(Source records)

::::::

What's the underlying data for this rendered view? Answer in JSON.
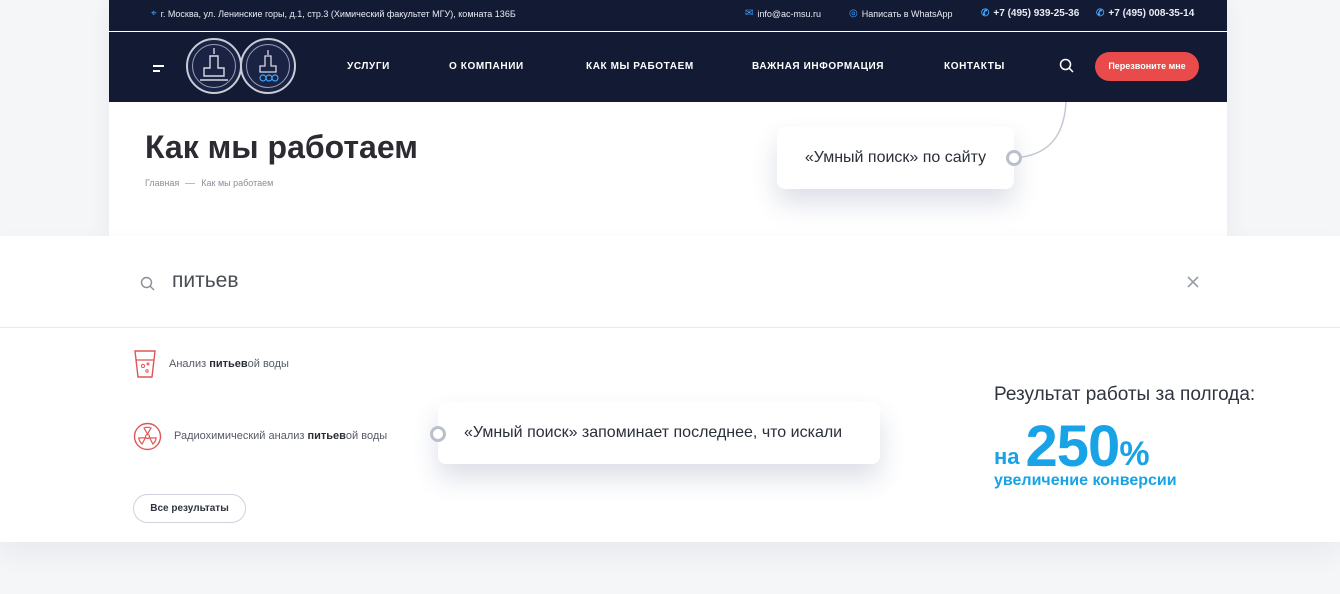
{
  "topbar": {
    "address": "г. Москва, ул. Ленинские горы, д.1, стр.3 (Химический факультет МГУ), комната 136Б",
    "email": "info@ac-msu.ru",
    "whatsapp": "Написать в WhatsApp",
    "phone1": "+7 (495) 939-25-36",
    "phone2": "+7 (495) 008-35-14"
  },
  "nav": {
    "items": [
      "УСЛУГИ",
      "О КОМПАНИИ",
      "КАК МЫ РАБОТАЕМ",
      "ВАЖНАЯ ИНФОРМАЦИЯ",
      "КОНТАКТЫ"
    ],
    "callback": "Перезвоните мне"
  },
  "page": {
    "title": "Как мы работаем",
    "breadcrumb": [
      "Главная",
      "Как мы работаем"
    ]
  },
  "callouts": {
    "first": "«Умный поиск» по сайту",
    "second": "«Умный поиск» запоминает последнее, что искали"
  },
  "search": {
    "query": "питьев",
    "results": [
      {
        "before": "Анализ ",
        "match": "питьев",
        "after": "ой воды",
        "icon": "water-glass-icon"
      },
      {
        "before": "Радиохимический анализ ",
        "match": "питьев",
        "after": "ой воды",
        "icon": "radiation-icon"
      }
    ],
    "all_results": "Все результаты"
  },
  "result": {
    "heading": "Результат работы за полгода:",
    "prefix": "на",
    "number": "250",
    "percent": "%",
    "subtitle": "увеличение конверсии"
  },
  "colors": {
    "navy": "#131a33",
    "accent_red": "#e94b4b",
    "accent_blue": "#17a3e6",
    "link_blue": "#3fa5ff"
  }
}
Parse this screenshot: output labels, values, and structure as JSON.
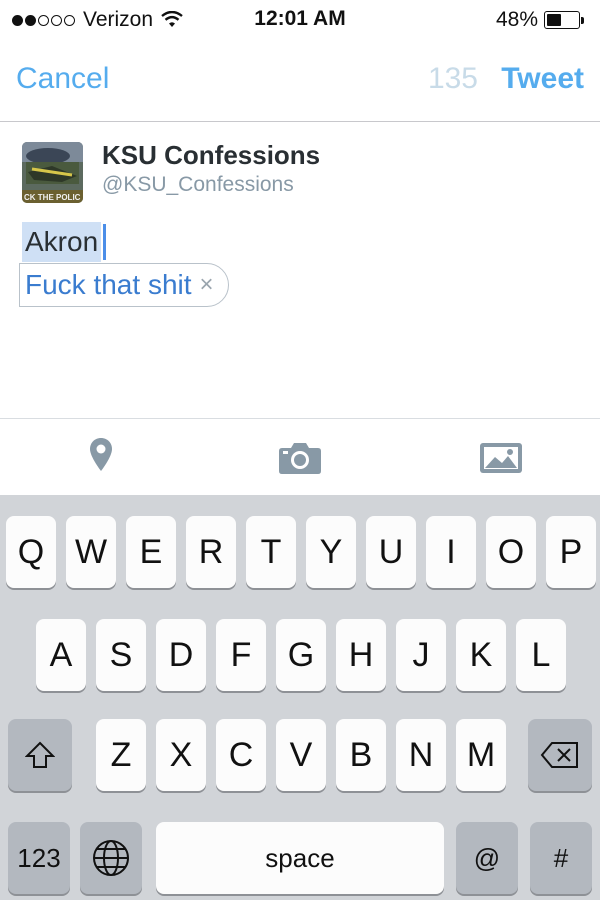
{
  "status_bar": {
    "carrier": "Verizon",
    "time": "12:01 AM",
    "battery_text": "48%",
    "battery_level": 0.48,
    "signal_bars_filled": 2,
    "signal_bars_total": 5
  },
  "nav": {
    "cancel_label": "Cancel",
    "char_count": "135",
    "tweet_label": "Tweet"
  },
  "account": {
    "name": "KSU Confessions",
    "handle": "@KSU_Confessions",
    "avatar_caption": "CK THE POLIC"
  },
  "compose": {
    "text": "Akron",
    "suggestion": "Fuck that shit",
    "suggestion_dismiss": "×"
  },
  "toolbar": {
    "icons": [
      "location-pin-icon",
      "camera-icon",
      "photo-library-icon"
    ]
  },
  "keyboard": {
    "row1": [
      "Q",
      "W",
      "E",
      "R",
      "T",
      "Y",
      "U",
      "I",
      "O",
      "P"
    ],
    "row2": [
      "A",
      "S",
      "D",
      "F",
      "G",
      "H",
      "J",
      "K",
      "L"
    ],
    "row3": [
      "Z",
      "X",
      "C",
      "V",
      "B",
      "N",
      "M"
    ],
    "numbers_label": "123",
    "space_label": "space",
    "at_label": "@",
    "hash_label": "#"
  },
  "colors": {
    "accent": "#55acee",
    "selection": "#cfe0f5",
    "keyboard_bg": "#d1d4d8"
  }
}
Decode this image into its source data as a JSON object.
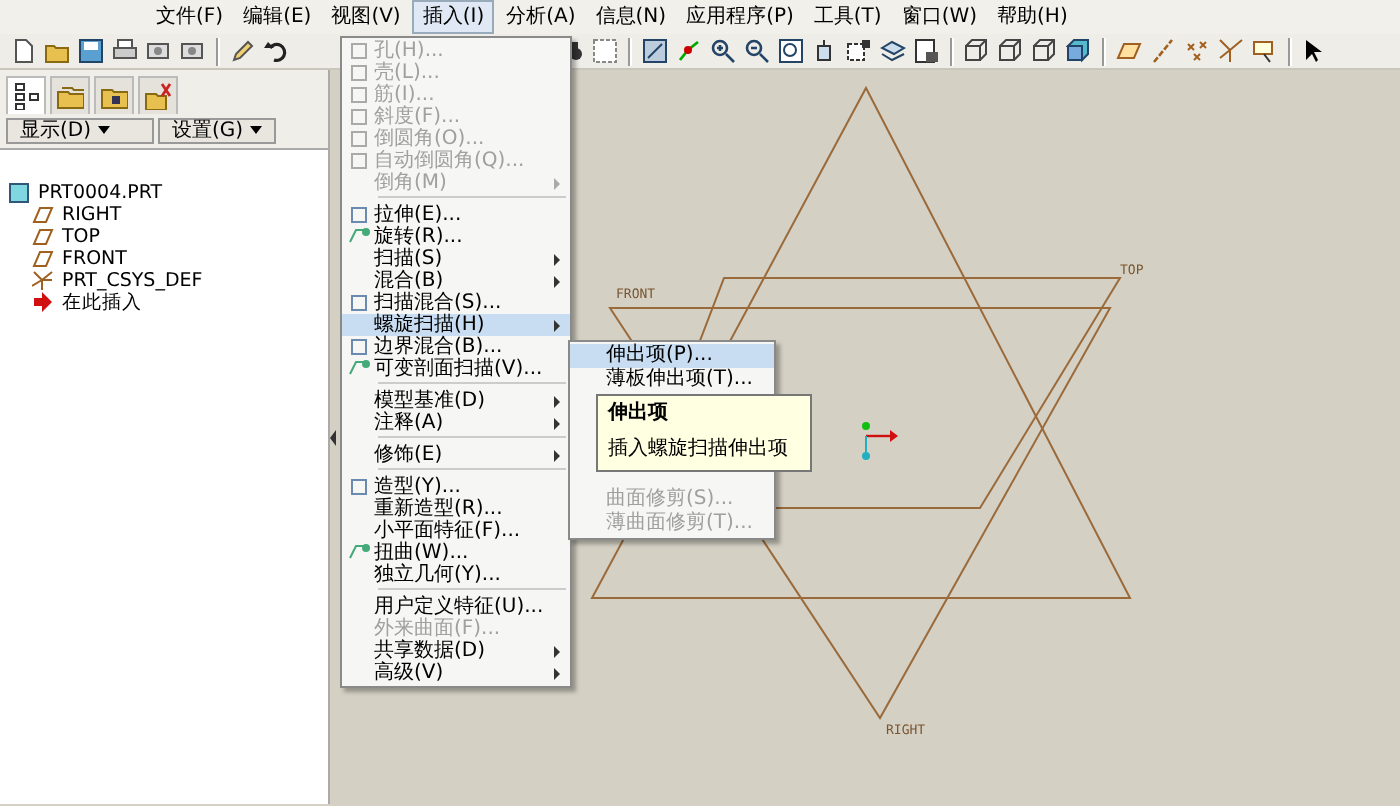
{
  "menubar": [
    {
      "label": "文件(F)",
      "selected": false
    },
    {
      "label": "编辑(E)",
      "selected": false
    },
    {
      "label": "视图(V)",
      "selected": false
    },
    {
      "label": "插入(I)",
      "selected": true
    },
    {
      "label": "分析(A)",
      "selected": false
    },
    {
      "label": "信息(N)",
      "selected": false
    },
    {
      "label": "应用程序(P)",
      "selected": false
    },
    {
      "label": "工具(T)",
      "selected": false
    },
    {
      "label": "窗口(W)",
      "selected": false
    },
    {
      "label": "帮助(H)",
      "selected": false
    }
  ],
  "panel_tabs": [
    {
      "kind": "tree",
      "selected": true
    },
    {
      "kind": "folder",
      "selected": false
    },
    {
      "kind": "favorites",
      "selected": false
    },
    {
      "kind": "layers",
      "selected": false
    }
  ],
  "panel_buttons": [
    "显示(D)",
    "设置(G)"
  ],
  "model_tree": {
    "label": "PRT0004.PRT",
    "kind": "part",
    "children": [
      {
        "label": "RIGHT",
        "kind": "plane"
      },
      {
        "label": "TOP",
        "kind": "plane"
      },
      {
        "label": "FRONT",
        "kind": "plane"
      },
      {
        "label": "PRT_CSYS_DEF",
        "kind": "csys"
      },
      {
        "label": "在此插入",
        "kind": "insert"
      }
    ]
  },
  "insert_menu": [
    {
      "kind": "item",
      "label": "孔(H)...",
      "icon": true,
      "disabled": true,
      "submenu": false,
      "selected": false
    },
    {
      "kind": "item",
      "label": "壳(L)...",
      "icon": true,
      "disabled": true,
      "submenu": false,
      "selected": false
    },
    {
      "kind": "item",
      "label": "筋(I)...",
      "icon": true,
      "disabled": true,
      "submenu": false,
      "selected": false
    },
    {
      "kind": "item",
      "label": "斜度(F)...",
      "icon": true,
      "disabled": true,
      "submenu": false,
      "selected": false
    },
    {
      "kind": "item",
      "label": "倒圆角(O)...",
      "icon": true,
      "disabled": true,
      "submenu": false,
      "selected": false
    },
    {
      "kind": "item",
      "label": "自动倒圆角(Q)...",
      "icon": true,
      "disabled": true,
      "submenu": false,
      "selected": false
    },
    {
      "kind": "item",
      "label": "倒角(M)",
      "icon": false,
      "disabled": true,
      "submenu": true,
      "selected": false
    },
    {
      "kind": "separator"
    },
    {
      "kind": "item",
      "label": "拉伸(E)...",
      "icon": true,
      "disabled": false,
      "submenu": false,
      "selected": false
    },
    {
      "kind": "item",
      "label": "旋转(R)...",
      "icon": true,
      "disabled": false,
      "submenu": false,
      "selected": false
    },
    {
      "kind": "item",
      "label": "扫描(S)",
      "icon": false,
      "disabled": false,
      "submenu": true,
      "selected": false
    },
    {
      "kind": "item",
      "label": "混合(B)",
      "icon": false,
      "disabled": false,
      "submenu": true,
      "selected": false
    },
    {
      "kind": "item",
      "label": "扫描混合(S)...",
      "icon": true,
      "disabled": false,
      "submenu": false,
      "selected": false
    },
    {
      "kind": "item",
      "label": "螺旋扫描(H)",
      "icon": false,
      "disabled": false,
      "submenu": true,
      "selected": true
    },
    {
      "kind": "item",
      "label": "边界混合(B)...",
      "icon": true,
      "disabled": false,
      "submenu": false,
      "selected": false
    },
    {
      "kind": "item",
      "label": "可变剖面扫描(V)...",
      "icon": true,
      "disabled": false,
      "submenu": false,
      "selected": false
    },
    {
      "kind": "separator"
    },
    {
      "kind": "item",
      "label": "模型基准(D)",
      "icon": false,
      "disabled": false,
      "submenu": true,
      "selected": false
    },
    {
      "kind": "item",
      "label": "注释(A)",
      "icon": false,
      "disabled": false,
      "submenu": true,
      "selected": false
    },
    {
      "kind": "separator"
    },
    {
      "kind": "item",
      "label": "修饰(E)",
      "icon": false,
      "disabled": false,
      "submenu": true,
      "selected": false
    },
    {
      "kind": "separator"
    },
    {
      "kind": "item",
      "label": "造型(Y)...",
      "icon": true,
      "disabled": false,
      "submenu": false,
      "selected": false
    },
    {
      "kind": "item",
      "label": "重新造型(R)...",
      "icon": false,
      "disabled": false,
      "submenu": false,
      "selected": false
    },
    {
      "kind": "item",
      "label": "小平面特征(F)...",
      "icon": false,
      "disabled": false,
      "submenu": false,
      "selected": false
    },
    {
      "kind": "item",
      "label": "扭曲(W)...",
      "icon": true,
      "disabled": false,
      "submenu": false,
      "selected": false
    },
    {
      "kind": "item",
      "label": "独立几何(Y)...",
      "icon": false,
      "disabled": false,
      "submenu": false,
      "selected": false
    },
    {
      "kind": "separator"
    },
    {
      "kind": "item",
      "label": "用户定义特征(U)...",
      "icon": false,
      "disabled": false,
      "submenu": false,
      "selected": false
    },
    {
      "kind": "item",
      "label": "外来曲面(F)...",
      "icon": false,
      "disabled": true,
      "submenu": false,
      "selected": false
    },
    {
      "kind": "item",
      "label": "共享数据(D)",
      "icon": false,
      "disabled": false,
      "submenu": true,
      "selected": false
    },
    {
      "kind": "item",
      "label": "高级(V)",
      "icon": false,
      "disabled": false,
      "submenu": true,
      "selected": false
    }
  ],
  "helical_sweep_submenu": {
    "items_above_tooltip": [
      {
        "label": "伸出项(P)...",
        "selected": true,
        "disabled": false
      },
      {
        "label": "薄板伸出项(T)...",
        "selected": false,
        "disabled": false
      }
    ],
    "items_below_tooltip": [
      {
        "label": "曲面修剪(S)...",
        "selected": false,
        "disabled": true
      },
      {
        "label": "薄曲面修剪(T)...",
        "selected": false,
        "disabled": true
      }
    ]
  },
  "tooltip": {
    "title": "伸出项",
    "text": "插入螺旋扫描伸出项"
  },
  "viewport": {
    "datum_planes": [
      {
        "label": "FRONT",
        "kind": "front"
      },
      {
        "label": "TOP",
        "kind": "top"
      },
      {
        "label": "RIGHT",
        "kind": "right"
      }
    ]
  }
}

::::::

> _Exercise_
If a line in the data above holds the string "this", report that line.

> _Answer area_
What's the underlying data for this rendered view? Answer in JSON.
Parse this screenshot: output labels, values, and structure as JSON.
Decode this image into its source data as a JSON object.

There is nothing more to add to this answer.